Bareentto would also typically head to the masjid some nights for prayer and iftar with the larger community, a time-honored tradition that also provides free meals to the public. For many Muslims in Newark, choosing to break fast at the mosque isn't just for the sense of community, but to feed their families. 

Recognizing its role as an essential food source to those in need, The Islamic Society of Essex County teamed up with Central Ward Councilwoman LaMonica McIver’s office to launch drive-thru iftar. 

Since many of Newark's economically disadvantaged residents don't own a car, McIver's team and the Islamic Society of Essex County have been bringing iftar to the community. 

“A lot of people rely on mosques to break their fasts, and the mosques provide charitable meals to individuals.

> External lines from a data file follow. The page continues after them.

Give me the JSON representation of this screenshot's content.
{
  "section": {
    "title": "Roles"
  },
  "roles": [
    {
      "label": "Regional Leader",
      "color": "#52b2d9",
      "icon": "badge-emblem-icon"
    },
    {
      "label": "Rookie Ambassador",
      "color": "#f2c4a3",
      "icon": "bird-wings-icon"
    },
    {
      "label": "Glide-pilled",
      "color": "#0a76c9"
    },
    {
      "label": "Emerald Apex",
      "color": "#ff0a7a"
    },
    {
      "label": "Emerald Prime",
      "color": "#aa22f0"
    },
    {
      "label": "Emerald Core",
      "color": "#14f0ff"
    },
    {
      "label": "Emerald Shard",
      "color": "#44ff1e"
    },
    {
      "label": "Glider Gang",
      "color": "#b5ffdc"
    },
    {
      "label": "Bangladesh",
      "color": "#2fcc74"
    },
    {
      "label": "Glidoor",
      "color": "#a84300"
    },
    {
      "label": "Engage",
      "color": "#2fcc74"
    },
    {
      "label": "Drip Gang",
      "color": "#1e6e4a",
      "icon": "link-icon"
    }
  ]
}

That’s especially true in Newark, a lot of people who attend the mosque are economically disadvantaged, unfortunately, so we’ve thought of an innovative way to give them meals,” Bareentto said.

The endeavor has been a mutually beneficial deal for both partnering restaurants and the community. With business down during the quarantine, Pita Square owner Mike Eldib said the orders keep his team busy and give them meaningful work. 

“They help us, we help them. It’s not that busy, we don’t have walk-ins, we don’t have deliveries. But we still want to help the community,” he said. 

Eldib packs around 50 meals a day, which McIver's team picks up to deliver around sundown to the community members most in need. For seniors and people with disabilities who can't get very far on their own, the act of service is a welcome gesture from the city. 

"We’re excited to be able to help our Muslim community observe their religious holiday," McIver said.

In April, McIver's office announced it would be teaming up to feed senior citizens by pooling money from sponsors like the Hanini Group and using it to purchase meals from local restaurants. Drive-thru Ramadan is an extension of that program.